The first of today’s three Sundance doc profiles: From China/USA, HOOLIGAN SPARROW, Nanfu Wang’s portrait of Chinese human rights activism.
World Cinema Documentary Competition
Sundance Program Description:
The danger is palpable as intrepid young filmmaker Nanfu Wang follows maverick activist Ye Haiyan (aka Hooligan Sparrow) and her band of colleagues to Hainan Province in southern China to protest the case of six elementary school girls who were sexually abused by their principal. Marked as enemies of the state, the activists are under constant government surveillance and face interrogation, harassment, and imprisonment. Sparrow, who gained notoriety with her advocacy work for sex workers’ rights, continues to champion girls’ and women’s rights and arms herself with the power and reach of social media.
Filmmaker Wang becomes a target along with Sparrow, as she faces destroyed cameras and intimidation. Yet she bravely and tenaciously keeps shooting, guerrilla-style, with secret recording devices and hidden-camera glasses, and in the process, she exposes a startling number of undercover security agents on the streets. Eventually, through smuggling footage out of the country, Wang is able tell the story of her journey with the extraordinary revolutionary Sparrow, her fellow activists, and their seemingly impossible battle for human rights.
Director/Producer/Editor: Nanfu Wang
The NYC-based, Chinese-born Wang makes her documentary feature debut with this project, which has received support from the Sundance Institute’s Documentary Film Program.
Associate Producer: Michael Shade; Creative Producer: Peter Lucas
Shade’s past credits include work for Al Jazeera, HBO, and MSNBC, while Lucas is a past Guggenheim Fellow for his documentary short projects.
Executive Producers: Andrew Cohen and Alison Klayman
Klayman is a Sundance alumna as the director/producer of the special jury prize-winning AI WEIWEI: NEVER SORRY (2012). Cohen served as an executive producer for that film, and has also written and directed a series of short profiles of contemporary Chinese artists Yan Pei-Ming, Zhan Wang, Fang Lijun, Liu Xiaodong, Li Xianting, Ma Desheng, Wang Guangyi, and Yu Hong, and Tibetan artist Kesang Lamdark.
Why You Should Watch:
Wang’s experience filming in a restrictive environment is conveyed with immediacy for the audience, placing them directly in the line of the very real danger courageous activists like Sparrow face. At the same time, Sparrow’s warmth, humor, and relationship with her daughter allow the filmmaker to present a deeply human side to this sensational figure.

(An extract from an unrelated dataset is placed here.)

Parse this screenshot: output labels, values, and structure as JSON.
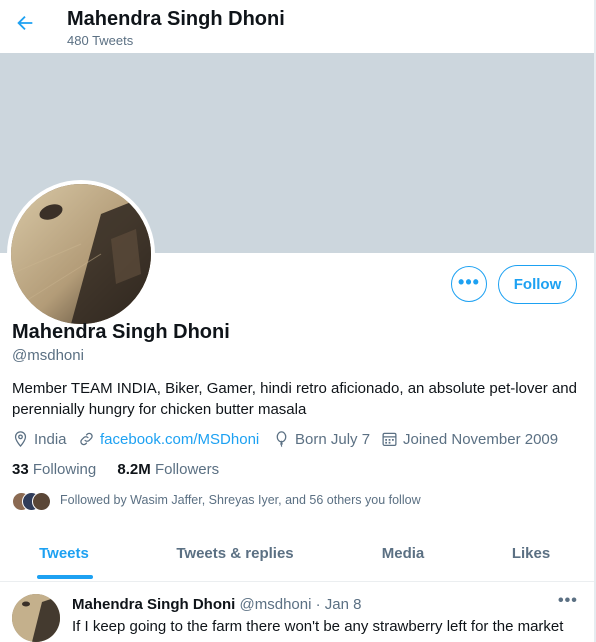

For Sundance screening dates and times, click the link in the first paragraph.
To experience the festival through the eyes of this year’s filmmakers, follow my Sundance filmmaker class of 2016 Twitter list.